ASSIGNMENT >> The entries below should be repeated exactly, with no pictures carried over.

(Entries taken from a collection)
------------------------
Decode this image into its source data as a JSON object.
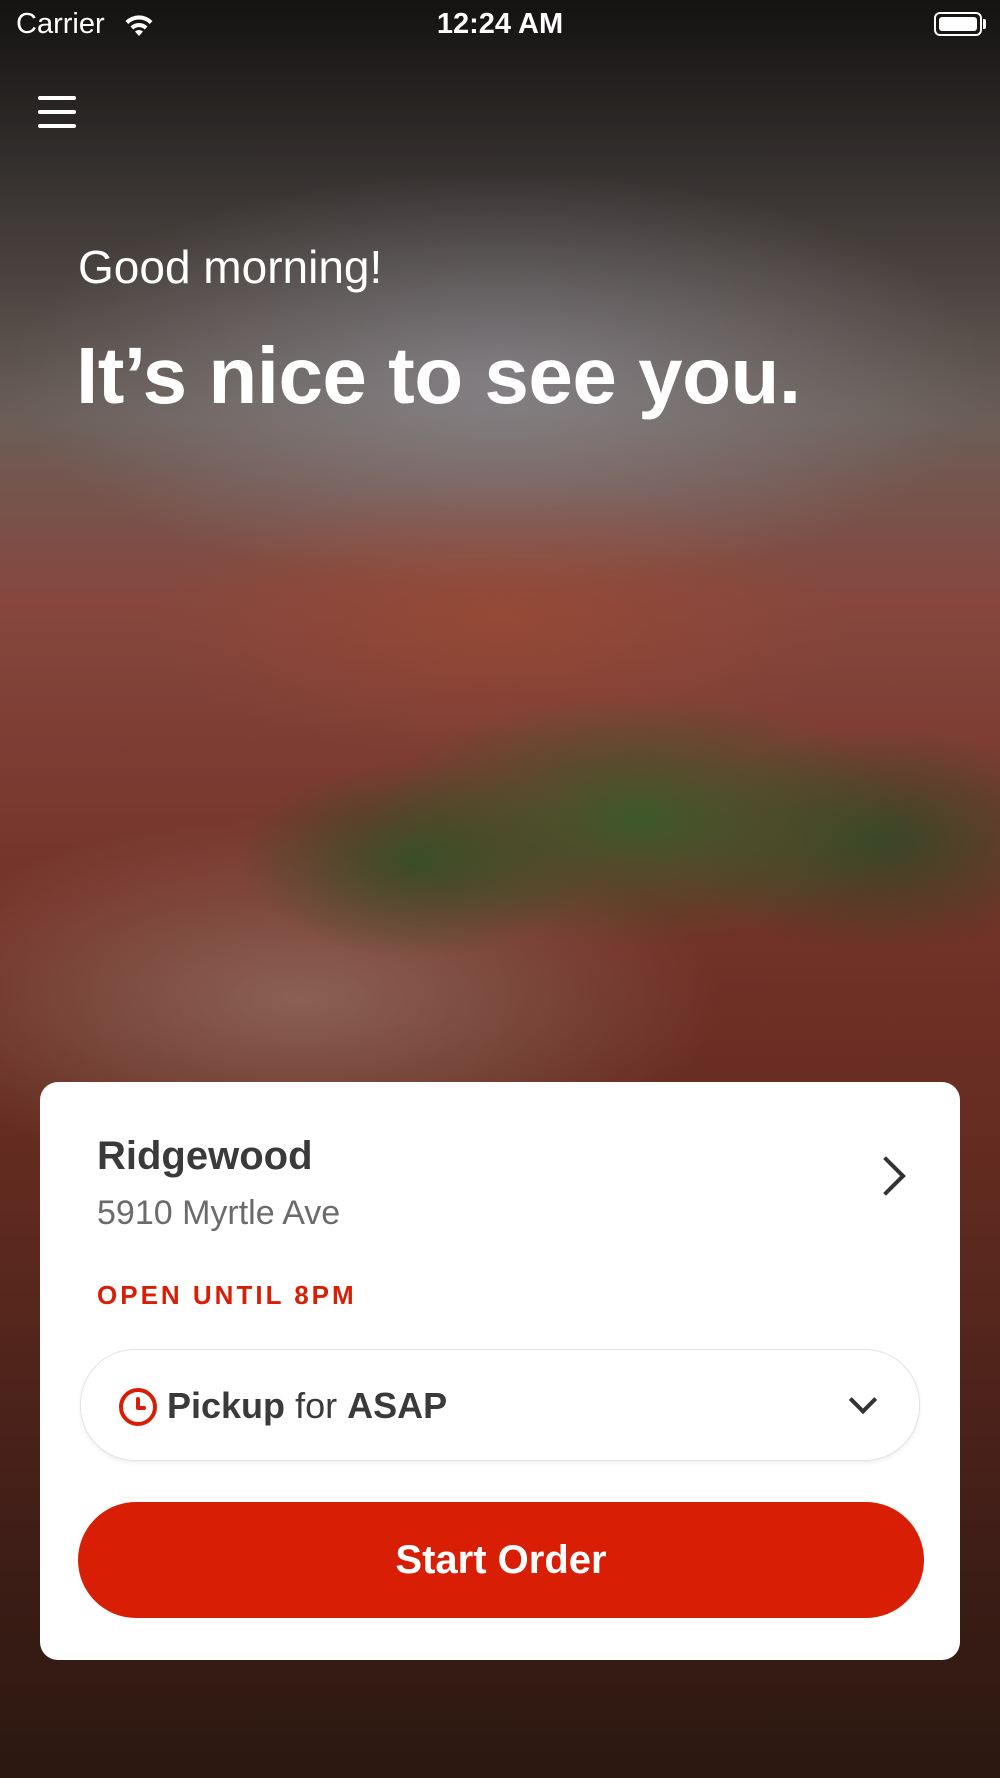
{
  "status_bar": {
    "carrier": "Carrier",
    "time": "12:24 AM",
    "icons": [
      "wifi-icon",
      "battery-icon"
    ]
  },
  "header": {
    "menu_icon": "hamburger-menu-icon"
  },
  "hero": {
    "greeting": "Good morning!",
    "headline": "It’s nice to see you."
  },
  "location_card": {
    "name": "Ridgewood",
    "address": "5910 Myrtle Ave",
    "status": "OPEN UNTIL 8PM",
    "pickup": {
      "mode": "Pickup",
      "connector": "for",
      "time": "ASAP"
    },
    "start_order_label": "Start Order"
  },
  "colors": {
    "accent": "#d81e05",
    "card_background": "#ffffff",
    "text_dark": "#3a3a3a",
    "text_muted": "#6b6b6b"
  }
}
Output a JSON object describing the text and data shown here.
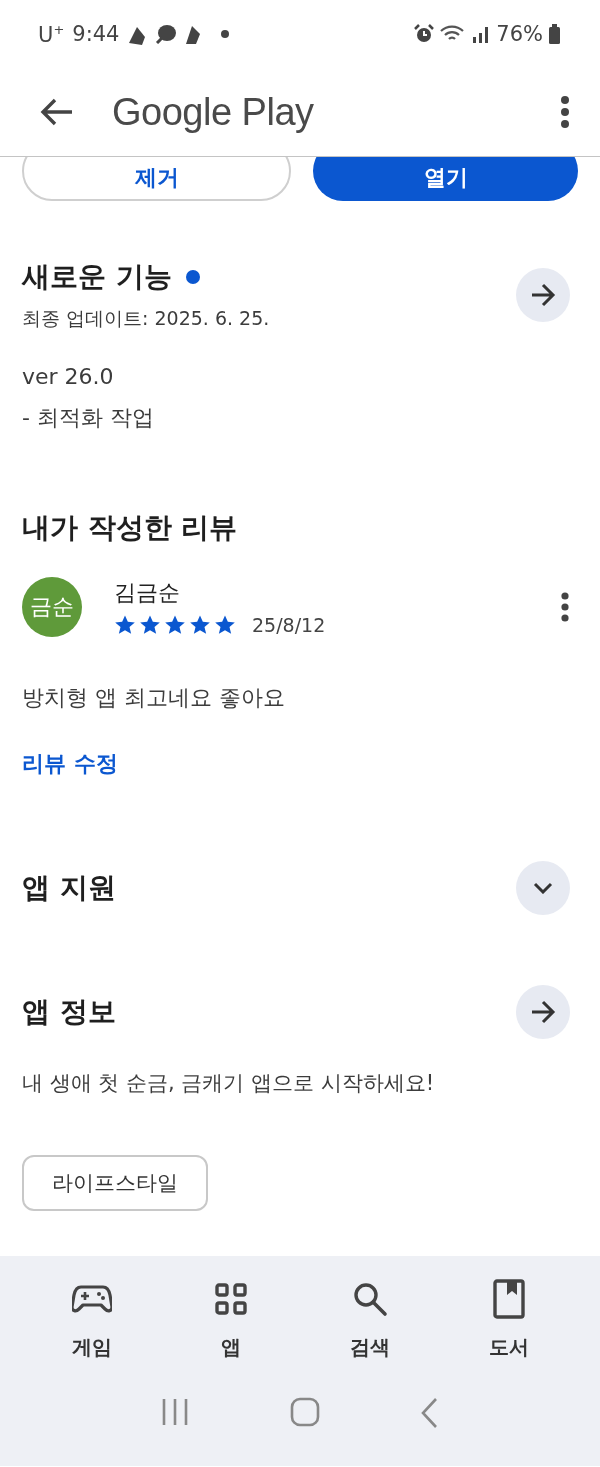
{
  "status_bar": {
    "carrier": "U$^{+}$",
    "time": "9:44",
    "battery": "76%"
  },
  "header": {
    "title": "Google Play"
  },
  "action_buttons": [
    {
      "label": "제거",
      "kind": "outlined"
    },
    {
      "label": "열기",
      "kind": "filled"
    }
  ],
  "whats_new": {
    "title": "새로운 기능",
    "new_indicator": true,
    "updated": "최종 업데이트: 2025. 6. 25.",
    "notes": [
      "ver 26.0",
      "- 최적화 작업"
    ]
  },
  "my_review": {
    "title": "내가 작성한 리뷰",
    "avatar_text": "금순",
    "author": "김금순",
    "stars": 5,
    "date": "25/8/12",
    "text": "방치형 앱 최고네요 좋아요",
    "edit_link": "리뷰 수정"
  },
  "app_support": {
    "title": "앱 지원",
    "expanded": false
  },
  "app_info": {
    "title": "앱 정보",
    "description": "내 생애 첫 순금, 금캐기 앱으로 시작하세요!",
    "tags": [
      "라이프스타일"
    ]
  },
  "bottom_nav": [
    {
      "label": "게임",
      "selected": false
    },
    {
      "label": "앱",
      "selected": false
    },
    {
      "label": "검색",
      "selected": false
    },
    {
      "label": "도서",
      "selected": false
    }
  ]
}
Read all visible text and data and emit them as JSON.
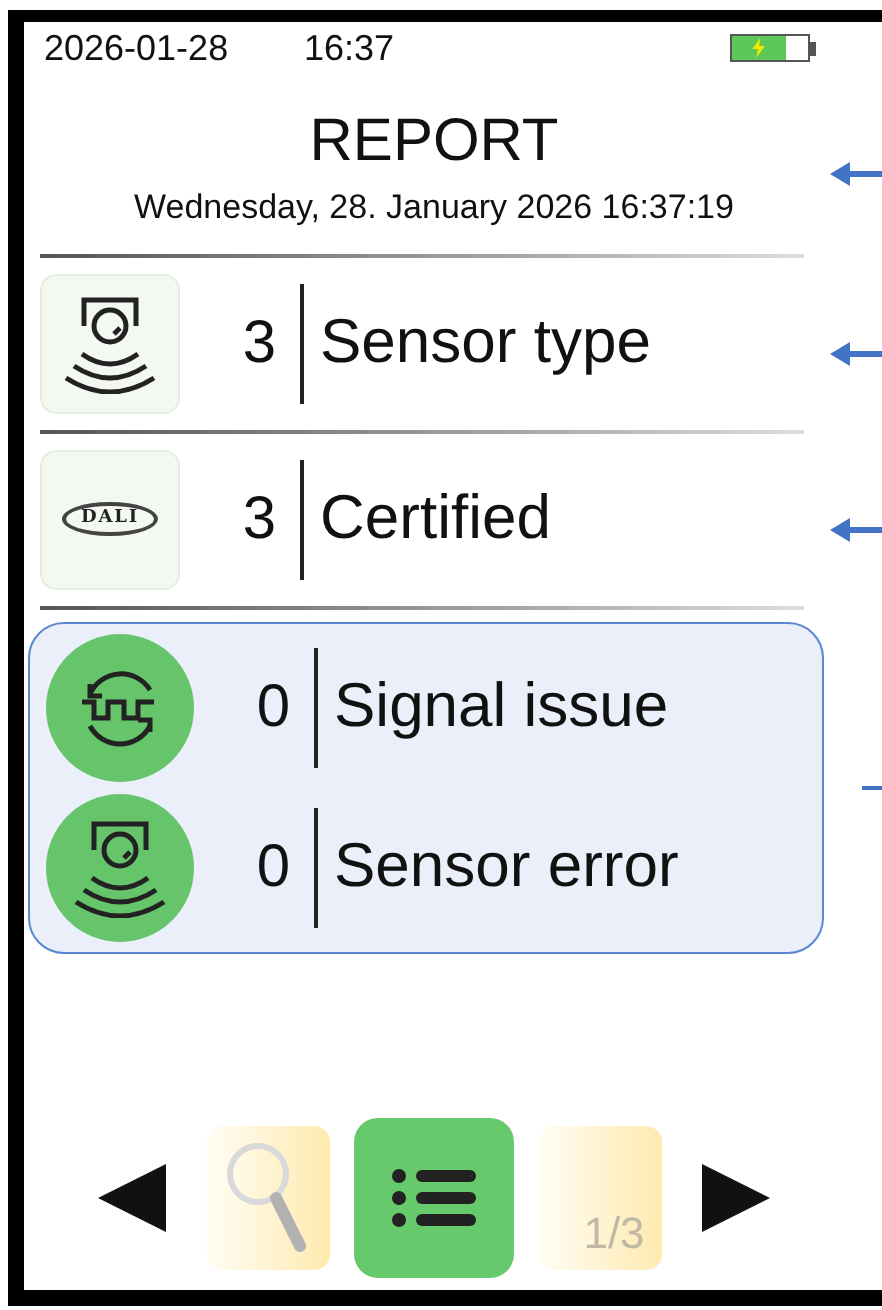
{
  "status_bar": {
    "date": "2026-01-28",
    "time": "16:37",
    "battery": {
      "charging": true
    }
  },
  "header": {
    "title": "REPORT",
    "subtitle": "Wednesday, 28. January 2026 16:37:19"
  },
  "rows": [
    {
      "kind": "sensor",
      "count": "3",
      "label": "Sensor type"
    },
    {
      "kind": "dali",
      "logo_text": "DALI",
      "count": "3",
      "label": "Certified"
    }
  ],
  "group": {
    "rows": [
      {
        "kind": "signal",
        "count": "0",
        "label": "Signal issue"
      },
      {
        "kind": "sensor",
        "count": "0",
        "label": "Sensor error"
      }
    ]
  },
  "nav": {
    "tabs": [
      {
        "kind": "search",
        "selected": false
      },
      {
        "kind": "list",
        "selected": true
      },
      {
        "kind": "pages",
        "page": "1/3",
        "selected": false
      }
    ]
  }
}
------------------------
PROBLEM SOLUTION >>
Decode this image into its source data as a JSON object.
{
  "status_bar": {
    "carrier": "Carrier",
    "time": "12:24 AM",
    "icons": [
      "wifi-icon",
      "battery-icon"
    ]
  },
  "header": {
    "menu_icon": "hamburger-menu-icon"
  },
  "hero": {
    "greeting": "Good morning!",
    "headline": "It’s nice to see you."
  },
  "location_card": {
    "name": "Ridgewood",
    "address": "5910 Myrtle Ave",
    "status": "OPEN UNTIL 8PM",
    "pickup": {
      "mode": "Pickup",
      "connector": "for",
      "time": "ASAP"
    },
    "start_order_label": "Start Order"
  },
  "colors": {
    "accent": "#d81e05",
    "card_background": "#ffffff",
    "text_dark": "#3a3a3a",
    "text_muted": "#6b6b6b"
  }
}
Output a JSON object describing the text and data shown here.
{
  "status_bar": {
    "carrier": "U$^{+}$",
    "time": "9:44",
    "battery": "76%"
  },
  "header": {
    "title": "Google Play"
  },
  "action_buttons": [
    {
      "label": "제거",
      "kind": "outlined"
    },
    {
      "label": "열기",
      "kind": "filled"
    }
  ],
  "whats_new": {
    "title": "새로운 기능",
    "new_indicator": true,
    "updated": "최종 업데이트: 2025. 6. 25.",
    "notes": [
      "ver 26.0",
      "- 최적화 작업"
    ]
  },
  "my_review": {
    "title": "내가 작성한 리뷰",
    "avatar_text": "금순",
    "author": "김금순",
    "stars": 5,
    "date": "25/8/12",
    "text": "방치형 앱 최고네요 좋아요",
    "edit_link": "리뷰 수정"
  },
  "app_support": {
    "title": "앱 지원",
    "expanded": false
  },
  "app_info": {
    "title": "앱 정보",
    "description": "내 생애 첫 순금, 금캐기 앱으로 시작하세요!",
    "tags": [
      "라이프스타일"
    ]
  },
  "bottom_nav": [
    {
      "label": "게임",
      "selected": false
    },
    {
      "label": "앱",
      "selected": false
    },
    {
      "label": "검색",
      "selected": false
    },
    {
      "label": "도서",
      "selected": false
    }
  ]
}
Read all visible text and data and emit them as JSON.
{
  "status_bar": {
    "date": "2026-01-28",
    "time": "16:37",
    "battery": {
      "charging": true
    }
  },
  "header": {
    "title": "REPORT",
    "subtitle": "Wednesday, 28. January 2026 16:37:19"
  },
  "rows": [
    {
      "kind": "sensor",
      "count": "3",
      "label": "Sensor type"
    },
    {
      "kind": "dali",
      "logo_text": "DALI",
      "count": "3",
      "label": "Certified"
    }
  ],
  "group": {
    "rows": [
      {
        "kind": "signal",
        "count": "0",
        "label": "Signal issue"
      },
      {
        "kind": "sensor",
        "count": "0",
        "label": "Sensor error"
      }
    ]
  },
  "nav": {
    "tabs": [
      {
        "kind": "search",
        "selected": false
      },
      {
        "kind": "list",
        "selected": true
      },
      {
        "kind": "pages",
        "page": "1/3",
        "selected": false
      }
    ]
  }
}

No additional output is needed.